My sister called me last night.
“Susie, we have a problem… Mom wants a kitten.”
The Mom she is referring to is our mother, who will be 106 in January. Mom lives in a lovely assisted living facility which apparently allows dogs and cats. Apparently, according to my sister, she read an article concerning how much longer people lived who had a pet. Which begs the question, “just how much longer does she intend to live?” Mom obviously envisions this kitten to lie quietly in her lap, content to be nestled in the hands of love, being petted, purring, etc. etc. etc.
Anyone who is at all familiar with kittens knows this is not their M.O. They are bright, energetic and curious about the world they inhabit.
I suggested that my sister, who has always been her favorite (no animosity there, really) enumerate all the reasons why this would not be the best of ideas.
- She currently prefers to leave the door to her apartment open. She would have to keep it closed so the kitten would not bounce down the hall possibly tripping someone, or get lost, or god forbid, pee or poop in the hall. Goodbye litter box.
- She would have to clean the litter box daily, assuming the kitten had not found other areas of elimination.
- She would have to feed and water the kitten daily.
- She could possibly be scratched by the kitten, which could lead to cat scratch fever, which my husband experienced. Not a pleasant two day stay in the hospital.
She did. And even added that perhaps she would like an older, more mature cat.
“No, I want a kitten.”
We took a different tack. Mom had talked about a woman who lived above her who had two cats.

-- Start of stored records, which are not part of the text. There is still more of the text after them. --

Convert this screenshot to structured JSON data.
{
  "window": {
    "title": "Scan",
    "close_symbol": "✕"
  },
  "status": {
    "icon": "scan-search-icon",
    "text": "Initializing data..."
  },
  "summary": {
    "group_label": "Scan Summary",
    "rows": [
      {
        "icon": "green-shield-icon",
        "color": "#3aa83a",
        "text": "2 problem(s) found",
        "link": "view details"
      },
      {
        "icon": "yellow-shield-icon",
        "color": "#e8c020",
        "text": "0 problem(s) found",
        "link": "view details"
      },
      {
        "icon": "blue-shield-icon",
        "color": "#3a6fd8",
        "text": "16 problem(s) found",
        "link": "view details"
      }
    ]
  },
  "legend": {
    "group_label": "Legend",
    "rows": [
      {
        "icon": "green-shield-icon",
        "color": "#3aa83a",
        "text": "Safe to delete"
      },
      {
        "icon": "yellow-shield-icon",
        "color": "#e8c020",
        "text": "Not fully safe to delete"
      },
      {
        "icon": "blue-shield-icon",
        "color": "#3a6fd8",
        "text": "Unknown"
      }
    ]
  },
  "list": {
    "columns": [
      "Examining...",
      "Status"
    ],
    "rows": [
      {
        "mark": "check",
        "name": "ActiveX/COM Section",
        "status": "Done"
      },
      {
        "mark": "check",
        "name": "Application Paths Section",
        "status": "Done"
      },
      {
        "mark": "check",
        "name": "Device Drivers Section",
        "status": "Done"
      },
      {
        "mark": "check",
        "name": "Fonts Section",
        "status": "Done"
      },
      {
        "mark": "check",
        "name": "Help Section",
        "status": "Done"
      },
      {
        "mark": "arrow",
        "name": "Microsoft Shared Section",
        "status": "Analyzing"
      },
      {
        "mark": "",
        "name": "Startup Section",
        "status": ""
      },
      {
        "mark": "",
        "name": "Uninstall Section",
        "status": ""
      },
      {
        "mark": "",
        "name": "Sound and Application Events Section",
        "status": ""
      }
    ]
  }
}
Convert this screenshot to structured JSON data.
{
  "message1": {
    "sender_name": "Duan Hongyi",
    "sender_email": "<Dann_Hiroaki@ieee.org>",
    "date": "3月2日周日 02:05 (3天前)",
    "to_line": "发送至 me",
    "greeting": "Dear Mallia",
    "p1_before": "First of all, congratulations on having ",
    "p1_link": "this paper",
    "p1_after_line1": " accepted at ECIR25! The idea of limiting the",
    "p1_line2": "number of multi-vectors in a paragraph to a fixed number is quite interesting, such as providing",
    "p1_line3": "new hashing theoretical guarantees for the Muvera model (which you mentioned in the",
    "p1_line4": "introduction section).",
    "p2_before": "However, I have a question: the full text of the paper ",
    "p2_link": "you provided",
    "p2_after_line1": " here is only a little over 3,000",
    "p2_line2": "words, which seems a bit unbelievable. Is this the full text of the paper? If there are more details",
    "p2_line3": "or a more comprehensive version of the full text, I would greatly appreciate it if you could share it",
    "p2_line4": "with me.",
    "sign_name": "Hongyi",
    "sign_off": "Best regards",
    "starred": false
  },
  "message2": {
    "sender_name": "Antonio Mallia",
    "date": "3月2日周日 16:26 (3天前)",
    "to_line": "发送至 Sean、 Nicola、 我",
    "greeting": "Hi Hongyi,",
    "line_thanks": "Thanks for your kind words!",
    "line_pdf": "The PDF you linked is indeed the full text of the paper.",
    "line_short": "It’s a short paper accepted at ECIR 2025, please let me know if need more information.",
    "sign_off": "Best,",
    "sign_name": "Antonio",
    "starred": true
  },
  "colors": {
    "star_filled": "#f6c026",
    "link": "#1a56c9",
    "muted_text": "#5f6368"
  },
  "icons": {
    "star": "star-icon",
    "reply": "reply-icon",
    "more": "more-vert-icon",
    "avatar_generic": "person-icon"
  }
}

We suggested she visit the woman twice a week to get her cat fix.
“No, I want a kitten.”
She has an appointment this week, Tuesday to be exact, at the shelter. Nuf said.
Along with this mother born in 1914 I have a granddaughter, born in 2014. One hundred years difference. A century. What could they possibly have in common (other than me)? Well, I will tell you. They are both bright, energetic and curious about the world they inhabit. Sound familiar? They both like kittens, obviously, and they both have a penchant for buying things when one cannot get oneself to the local Walmart, or in mother’s case, the local mint. One is still ten years away from getting her driver’s license and one is ten years over losing hers.
Recently my son recalled an incident which gave him cold chills. A package arrived at his door and it was addressed to his five-year-old daughter, Isabella.
“Wow! Daddy! It really, really works!”
Isabella, on her “device” had ordered eight brightly colored, hair bows. Items Shirley Temple would have been proud to wear. I definitely recall, upon seeing Isabella with her screen, my son telling me “She can’t get internet on it.” Apparently, he was wrong.
My son, Rock, was shocked. How did this happen? How did she accomplish this? He was especially concerned when she announced that more items were on their way. What? Who? Why? And more importantly, how much?
My mother, at the same time Isabella was ordering her flamboyant array of hair adornments, was ordering several silver bars from an online mint company out of Ohio. Mother’s purchase was a tad more costly than Isabella’s .
When confronted, Mom said, “Well, I thought I would keep them until the price of silver went up.” Okay, good idea, except this woman is 106. Just how long does she think she’s going to live?
Am I seeing a parallel here about wanting a kitten?